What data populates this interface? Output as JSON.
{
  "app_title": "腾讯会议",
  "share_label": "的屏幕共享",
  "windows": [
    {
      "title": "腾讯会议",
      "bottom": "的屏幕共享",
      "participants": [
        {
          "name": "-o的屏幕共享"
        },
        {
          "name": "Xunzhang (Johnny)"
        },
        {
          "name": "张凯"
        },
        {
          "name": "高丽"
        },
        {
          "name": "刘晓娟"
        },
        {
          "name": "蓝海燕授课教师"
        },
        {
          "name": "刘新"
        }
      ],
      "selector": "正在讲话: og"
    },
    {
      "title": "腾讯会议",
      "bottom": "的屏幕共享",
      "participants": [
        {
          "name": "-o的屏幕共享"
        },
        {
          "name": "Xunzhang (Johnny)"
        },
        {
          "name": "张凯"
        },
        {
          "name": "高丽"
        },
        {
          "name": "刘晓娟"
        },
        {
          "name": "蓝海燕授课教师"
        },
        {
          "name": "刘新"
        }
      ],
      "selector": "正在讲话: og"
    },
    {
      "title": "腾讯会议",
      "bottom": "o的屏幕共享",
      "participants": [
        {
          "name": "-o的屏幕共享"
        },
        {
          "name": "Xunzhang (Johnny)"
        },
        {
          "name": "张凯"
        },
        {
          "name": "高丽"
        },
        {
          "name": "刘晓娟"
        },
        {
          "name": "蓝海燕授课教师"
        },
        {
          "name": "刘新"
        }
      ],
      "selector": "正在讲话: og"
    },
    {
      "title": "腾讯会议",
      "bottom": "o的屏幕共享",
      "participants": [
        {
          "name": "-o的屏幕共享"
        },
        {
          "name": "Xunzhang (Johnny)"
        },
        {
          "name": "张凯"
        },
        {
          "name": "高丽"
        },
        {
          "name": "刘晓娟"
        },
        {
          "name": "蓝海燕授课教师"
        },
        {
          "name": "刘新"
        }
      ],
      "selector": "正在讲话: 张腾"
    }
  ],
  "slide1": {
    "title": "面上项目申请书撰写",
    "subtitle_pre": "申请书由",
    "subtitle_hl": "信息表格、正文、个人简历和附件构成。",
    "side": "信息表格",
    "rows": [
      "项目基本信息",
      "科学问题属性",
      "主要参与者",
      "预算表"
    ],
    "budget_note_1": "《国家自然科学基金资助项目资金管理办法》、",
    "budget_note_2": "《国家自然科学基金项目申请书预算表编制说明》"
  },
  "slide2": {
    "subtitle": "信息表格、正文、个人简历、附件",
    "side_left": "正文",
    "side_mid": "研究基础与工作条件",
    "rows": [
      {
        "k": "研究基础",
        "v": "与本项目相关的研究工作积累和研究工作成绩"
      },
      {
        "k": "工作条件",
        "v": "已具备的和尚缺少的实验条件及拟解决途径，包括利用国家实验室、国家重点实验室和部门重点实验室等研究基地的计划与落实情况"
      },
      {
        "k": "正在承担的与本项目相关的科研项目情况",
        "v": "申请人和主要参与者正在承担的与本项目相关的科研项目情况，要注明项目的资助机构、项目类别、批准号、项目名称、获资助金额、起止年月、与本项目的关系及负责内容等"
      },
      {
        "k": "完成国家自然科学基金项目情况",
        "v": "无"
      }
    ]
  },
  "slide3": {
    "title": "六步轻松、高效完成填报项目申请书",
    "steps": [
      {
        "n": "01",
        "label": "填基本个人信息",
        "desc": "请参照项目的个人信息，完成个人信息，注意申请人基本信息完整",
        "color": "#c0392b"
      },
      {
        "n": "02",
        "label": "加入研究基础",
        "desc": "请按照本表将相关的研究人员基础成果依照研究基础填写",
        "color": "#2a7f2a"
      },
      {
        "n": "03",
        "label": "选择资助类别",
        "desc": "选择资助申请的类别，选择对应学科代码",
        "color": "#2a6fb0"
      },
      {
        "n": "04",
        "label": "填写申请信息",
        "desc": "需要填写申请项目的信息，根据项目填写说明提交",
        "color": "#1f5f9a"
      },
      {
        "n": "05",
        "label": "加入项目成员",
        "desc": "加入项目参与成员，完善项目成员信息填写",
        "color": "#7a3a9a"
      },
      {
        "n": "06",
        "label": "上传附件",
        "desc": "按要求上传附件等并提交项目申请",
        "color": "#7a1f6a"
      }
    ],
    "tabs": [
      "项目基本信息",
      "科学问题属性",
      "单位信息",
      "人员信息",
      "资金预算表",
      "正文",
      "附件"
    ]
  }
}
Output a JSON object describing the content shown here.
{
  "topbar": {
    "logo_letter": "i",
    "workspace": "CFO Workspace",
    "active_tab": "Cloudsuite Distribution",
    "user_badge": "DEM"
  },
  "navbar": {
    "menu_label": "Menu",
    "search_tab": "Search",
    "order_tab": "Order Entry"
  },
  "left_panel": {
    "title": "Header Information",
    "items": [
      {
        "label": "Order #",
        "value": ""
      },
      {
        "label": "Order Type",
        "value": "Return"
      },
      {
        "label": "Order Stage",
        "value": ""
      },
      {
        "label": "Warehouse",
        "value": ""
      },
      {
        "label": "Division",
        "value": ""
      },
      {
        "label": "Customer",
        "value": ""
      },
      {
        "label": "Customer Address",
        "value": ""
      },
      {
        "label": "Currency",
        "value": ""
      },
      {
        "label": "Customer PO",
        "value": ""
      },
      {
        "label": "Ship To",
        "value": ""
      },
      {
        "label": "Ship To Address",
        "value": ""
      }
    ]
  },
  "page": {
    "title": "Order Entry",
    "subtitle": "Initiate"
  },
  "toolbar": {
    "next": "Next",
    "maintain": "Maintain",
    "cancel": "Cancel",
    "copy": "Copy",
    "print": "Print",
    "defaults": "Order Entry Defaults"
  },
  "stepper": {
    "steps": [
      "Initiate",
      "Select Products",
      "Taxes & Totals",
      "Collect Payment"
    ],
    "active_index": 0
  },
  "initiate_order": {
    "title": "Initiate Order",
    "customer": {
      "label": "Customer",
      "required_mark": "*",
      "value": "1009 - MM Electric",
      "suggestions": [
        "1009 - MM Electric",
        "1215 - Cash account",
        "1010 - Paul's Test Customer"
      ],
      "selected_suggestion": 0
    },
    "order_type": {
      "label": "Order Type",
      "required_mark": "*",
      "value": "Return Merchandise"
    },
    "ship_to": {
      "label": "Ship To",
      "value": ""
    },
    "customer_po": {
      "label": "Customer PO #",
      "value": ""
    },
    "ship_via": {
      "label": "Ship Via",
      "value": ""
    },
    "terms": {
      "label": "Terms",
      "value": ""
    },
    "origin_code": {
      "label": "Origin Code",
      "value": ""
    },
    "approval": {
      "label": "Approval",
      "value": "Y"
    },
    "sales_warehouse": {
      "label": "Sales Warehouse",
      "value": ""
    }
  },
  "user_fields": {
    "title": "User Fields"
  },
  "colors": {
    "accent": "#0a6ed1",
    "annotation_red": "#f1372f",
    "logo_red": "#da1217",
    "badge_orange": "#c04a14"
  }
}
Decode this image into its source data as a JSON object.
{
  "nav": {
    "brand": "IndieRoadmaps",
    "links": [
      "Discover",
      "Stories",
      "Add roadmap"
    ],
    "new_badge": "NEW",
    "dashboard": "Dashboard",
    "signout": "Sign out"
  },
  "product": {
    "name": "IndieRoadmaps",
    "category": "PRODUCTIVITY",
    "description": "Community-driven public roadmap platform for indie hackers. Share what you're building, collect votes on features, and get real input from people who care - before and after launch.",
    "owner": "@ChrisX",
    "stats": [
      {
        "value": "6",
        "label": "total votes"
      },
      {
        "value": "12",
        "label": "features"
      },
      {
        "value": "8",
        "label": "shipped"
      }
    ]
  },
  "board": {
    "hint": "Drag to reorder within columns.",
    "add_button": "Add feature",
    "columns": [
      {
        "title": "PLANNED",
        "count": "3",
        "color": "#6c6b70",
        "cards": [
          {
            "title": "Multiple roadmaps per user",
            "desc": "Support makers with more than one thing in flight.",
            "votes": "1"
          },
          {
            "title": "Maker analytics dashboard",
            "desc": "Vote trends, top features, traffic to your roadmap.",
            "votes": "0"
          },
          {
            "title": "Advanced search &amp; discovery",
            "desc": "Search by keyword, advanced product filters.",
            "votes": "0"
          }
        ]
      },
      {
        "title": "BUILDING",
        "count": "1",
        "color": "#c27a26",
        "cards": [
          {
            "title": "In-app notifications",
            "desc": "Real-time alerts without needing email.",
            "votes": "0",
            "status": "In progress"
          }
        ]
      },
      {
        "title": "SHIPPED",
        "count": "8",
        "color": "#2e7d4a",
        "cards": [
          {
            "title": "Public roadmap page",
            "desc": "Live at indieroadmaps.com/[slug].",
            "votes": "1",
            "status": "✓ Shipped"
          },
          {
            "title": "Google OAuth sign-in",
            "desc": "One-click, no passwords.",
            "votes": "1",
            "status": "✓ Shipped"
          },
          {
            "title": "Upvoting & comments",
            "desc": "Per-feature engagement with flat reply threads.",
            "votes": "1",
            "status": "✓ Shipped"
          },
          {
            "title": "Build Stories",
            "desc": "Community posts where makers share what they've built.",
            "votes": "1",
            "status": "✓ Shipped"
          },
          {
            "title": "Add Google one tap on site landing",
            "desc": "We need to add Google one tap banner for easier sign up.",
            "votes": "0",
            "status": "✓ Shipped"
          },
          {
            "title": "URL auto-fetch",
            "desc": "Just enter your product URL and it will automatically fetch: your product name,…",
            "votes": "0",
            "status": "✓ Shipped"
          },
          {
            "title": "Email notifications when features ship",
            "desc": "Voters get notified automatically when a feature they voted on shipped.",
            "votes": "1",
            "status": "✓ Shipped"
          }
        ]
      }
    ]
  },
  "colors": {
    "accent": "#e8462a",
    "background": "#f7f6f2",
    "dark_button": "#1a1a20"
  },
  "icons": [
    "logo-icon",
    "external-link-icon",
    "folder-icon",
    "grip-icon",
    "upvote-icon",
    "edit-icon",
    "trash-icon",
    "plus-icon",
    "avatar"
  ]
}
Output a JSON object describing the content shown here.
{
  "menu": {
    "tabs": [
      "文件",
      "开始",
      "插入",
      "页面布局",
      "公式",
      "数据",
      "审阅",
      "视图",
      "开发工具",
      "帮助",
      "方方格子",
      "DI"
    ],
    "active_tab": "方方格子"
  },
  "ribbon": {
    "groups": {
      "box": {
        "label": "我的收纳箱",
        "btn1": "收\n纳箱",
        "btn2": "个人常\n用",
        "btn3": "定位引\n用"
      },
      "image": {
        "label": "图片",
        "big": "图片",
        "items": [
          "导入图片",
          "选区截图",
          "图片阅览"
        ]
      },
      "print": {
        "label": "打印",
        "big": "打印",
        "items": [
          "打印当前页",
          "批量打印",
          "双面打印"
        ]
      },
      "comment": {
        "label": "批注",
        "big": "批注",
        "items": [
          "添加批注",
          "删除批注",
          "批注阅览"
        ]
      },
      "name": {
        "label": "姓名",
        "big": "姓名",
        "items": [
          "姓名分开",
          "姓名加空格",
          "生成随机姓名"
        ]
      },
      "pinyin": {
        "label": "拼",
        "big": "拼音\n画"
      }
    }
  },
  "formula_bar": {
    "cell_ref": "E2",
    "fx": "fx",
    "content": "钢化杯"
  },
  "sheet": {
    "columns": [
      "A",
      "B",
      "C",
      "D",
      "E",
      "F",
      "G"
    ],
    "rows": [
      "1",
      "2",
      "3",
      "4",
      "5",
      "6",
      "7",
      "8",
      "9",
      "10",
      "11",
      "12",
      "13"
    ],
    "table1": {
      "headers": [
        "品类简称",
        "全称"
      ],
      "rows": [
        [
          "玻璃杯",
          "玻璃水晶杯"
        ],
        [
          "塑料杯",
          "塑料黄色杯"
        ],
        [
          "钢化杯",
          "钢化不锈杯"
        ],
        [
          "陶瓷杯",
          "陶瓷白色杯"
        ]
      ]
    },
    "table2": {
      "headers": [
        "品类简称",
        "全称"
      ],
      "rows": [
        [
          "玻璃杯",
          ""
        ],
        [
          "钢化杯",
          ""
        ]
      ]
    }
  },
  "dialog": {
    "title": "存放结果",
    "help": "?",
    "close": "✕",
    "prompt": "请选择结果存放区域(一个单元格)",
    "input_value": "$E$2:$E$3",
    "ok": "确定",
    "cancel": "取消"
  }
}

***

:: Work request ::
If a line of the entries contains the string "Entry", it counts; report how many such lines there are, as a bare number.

:: Completed exercise ::
3